I’m not going to lie, I am writing this post not least because I am a bit uncomfortable about the last piece I wrote being the first thing people see when they land on my blog. It was a pretty hard thing to write but very cathartic and I got the loveliest responses both from people I do and don’t know, thank you. Anyway, time to change up and focus on something positive. There is something really shit happening in my life right now which I’m totally not ready to write about, so this is a good diversion/distraction and also a prompt to recognise the good stuff in life.
I have written at various points about how positive my career change has been and how I enjoy what I do now so much more than what I used to do. And I have touched on what it means to me to finally work in a sector that I care about and fit into. But what is it about ‘the arts’, exactly, that makes it such a good environment to work in? Now, I know I am making a sweeping statement there and there will doubtless be better and worse organisations to work for, but as I have now worked my way around a fair few of them, I am going to go out on a limb here and be a bit sweeping.
A few weeks ago I was talking to someone who, like me, had experienced working in different (commercial and public) sectors before working in the arts. This person works in IT, so technically has the option to go work in a place where there is more money and newer equipment and the whole phone system doesn’t suddenly fail because someone forgot to replace a fuse that was already on its way out over a year ago. So why choose to work in the arts? One of the main reasons he cited was that people who work in the arts are actually themselves at work, rather than shirt-and-tie-wearing, business-speak-spouting versions of themselves. Yes! I thought. That is so true. It prompted me to re-read what I wrote here when I left my old job:
It’s funny how you sometimes forget that your work colleagues are actually real people, that behind the suits and ‘Regards’ at the end of emails and talk of synergy and driving efficiencies and optimising returns, they have real lives full of interesting experiences; that they wear baggy t-shirts at home and say ‘fuck’ and cook dinner for the kids. Now that I am officially an ex-colleague, suddenly people are putting kisses at the end of their emails and telling me quite personal things about their lives, and generally just being incredibly genuine and lovely in their well-wishing.
Who would have known that it is possible to work somewhere where people wear baggy t-shirts to work and say ‘fuck’ quite a lot and put kisses at the end of their emails (hardly anyone ever puts ‘Regards’, thank god – I’ve always hated ‘Regards’) and are generally just themselves, most of the time? And what a glorious difference this makes!
The clothes thing is interesting. I used to absolutely have a work and a non-work wardrobe, and rarely the twain did meet. I’d get changed out of my work clothes as soon as I got home, and as I kicked off my patent heels and swapped my suit dress for jeans and a jumper I symbolically swapped my work identity for my home one. Now, I hardly have any items of clothing that I just wear to work.
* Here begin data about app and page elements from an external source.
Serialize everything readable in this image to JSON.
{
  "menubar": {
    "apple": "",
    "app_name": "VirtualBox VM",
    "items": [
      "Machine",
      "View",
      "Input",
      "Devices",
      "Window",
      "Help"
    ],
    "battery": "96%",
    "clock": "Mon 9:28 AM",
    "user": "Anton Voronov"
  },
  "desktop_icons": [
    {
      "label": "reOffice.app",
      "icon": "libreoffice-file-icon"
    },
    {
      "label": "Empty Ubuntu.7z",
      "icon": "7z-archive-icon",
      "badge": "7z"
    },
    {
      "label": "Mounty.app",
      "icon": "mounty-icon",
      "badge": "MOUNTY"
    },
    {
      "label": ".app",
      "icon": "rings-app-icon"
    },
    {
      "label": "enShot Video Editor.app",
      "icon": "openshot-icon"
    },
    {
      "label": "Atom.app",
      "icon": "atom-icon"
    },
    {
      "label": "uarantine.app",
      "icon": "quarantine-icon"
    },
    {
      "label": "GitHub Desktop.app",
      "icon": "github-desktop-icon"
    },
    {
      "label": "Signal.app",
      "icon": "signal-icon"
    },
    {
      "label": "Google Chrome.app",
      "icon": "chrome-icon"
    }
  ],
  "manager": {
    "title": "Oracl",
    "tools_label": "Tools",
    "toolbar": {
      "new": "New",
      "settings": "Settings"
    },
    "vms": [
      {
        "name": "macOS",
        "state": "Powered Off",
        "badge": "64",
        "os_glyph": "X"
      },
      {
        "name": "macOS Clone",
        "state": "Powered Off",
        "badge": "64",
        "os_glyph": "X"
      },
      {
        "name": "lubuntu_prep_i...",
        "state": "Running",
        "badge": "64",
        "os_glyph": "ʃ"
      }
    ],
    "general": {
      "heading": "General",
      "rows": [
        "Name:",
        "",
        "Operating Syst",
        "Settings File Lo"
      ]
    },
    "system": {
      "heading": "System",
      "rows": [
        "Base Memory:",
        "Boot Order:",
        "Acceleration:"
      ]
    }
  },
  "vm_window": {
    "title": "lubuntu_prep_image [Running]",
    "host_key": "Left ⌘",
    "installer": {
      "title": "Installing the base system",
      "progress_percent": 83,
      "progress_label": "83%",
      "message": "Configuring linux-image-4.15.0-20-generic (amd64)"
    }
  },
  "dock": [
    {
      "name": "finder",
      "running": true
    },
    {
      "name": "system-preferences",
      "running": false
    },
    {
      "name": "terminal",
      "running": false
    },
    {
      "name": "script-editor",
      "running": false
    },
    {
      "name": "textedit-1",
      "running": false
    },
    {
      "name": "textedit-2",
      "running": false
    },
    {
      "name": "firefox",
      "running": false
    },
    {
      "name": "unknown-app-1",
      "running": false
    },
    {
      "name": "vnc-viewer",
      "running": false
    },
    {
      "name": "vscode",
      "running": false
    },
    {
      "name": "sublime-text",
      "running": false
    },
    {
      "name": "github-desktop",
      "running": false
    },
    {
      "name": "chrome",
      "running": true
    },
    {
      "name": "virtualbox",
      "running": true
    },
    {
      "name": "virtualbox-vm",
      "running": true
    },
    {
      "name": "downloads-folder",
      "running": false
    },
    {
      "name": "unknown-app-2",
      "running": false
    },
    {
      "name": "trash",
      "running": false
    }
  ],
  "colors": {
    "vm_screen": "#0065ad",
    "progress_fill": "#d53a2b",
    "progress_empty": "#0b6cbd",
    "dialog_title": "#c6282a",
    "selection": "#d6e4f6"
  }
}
Which also means my clothes are less boring, because rather than buying smart work dresses and then just putting on the same old comfortable clothes at home, I make more of an effort to look nice in my casual stuff. I’ve always found office wear really dull, particularly for men – don’t get me wrong, I likes a man in a sharp suit, but there is something really depressing about someone being forced to wear a grey, often ill-fitting and uncomfortable-looking uniform day in, day out. Give me a baggy t-shirt any day, if that’s what you feel good in.
I am also glad that I work in an environment that generally appreciates the value of money. A friend of mine often has to fly out to Hong Kong for her job and her travel for a single work trip usually comes to about £5,000. You could run a whole project with that kind of cash, or commission an artist to make a lasting piece of work. Once, the project she was working on was cancelled literally while she was en route, making her whole trip redundant before she’d even arrived. I’m not saying no money ever gets wasted in the arts (we all know that’s not true) – and it is a tough environment and most people are hugely underpaid, which is absolutely the downside – but I personally would rather work somewhere where £100 gets pushed around until it is put to the best use than somewhere where a £5,000 travel bill for an abortive project is just shrugged off.
Then there is the work itself. I never thought I would ever be lucky enough to say ‘I love my job’. No job is ever 100% fun, of course. But I learn new stuff all the time, which is very satisfying. I find the environment endlessly fascinating and love learning more about different art forms. I love taking a nascent idea for a project and shaping it into a coherent funding bid. I love thinking up strategies and trying them out. I love working in small organisations where each decision doesn’t take 18 meetings and countless papers and lots of sighing and tutting to put into practice.
I am romanticising things a little here, of course. No work environment is perfect. There is some sighing and tutting, there is politicking, some decisions do take too long, funding bids can be stressful and frustrating. But overall, really, I do love my job. Work is now a positive in my life rather than something which makes going through a hard time even worse. I will never be someone who ‘lives to work’ – but the fact that my work is high on the list of things I go through in my head to remind myself that it’s not all bad, is something I am very grateful for right now.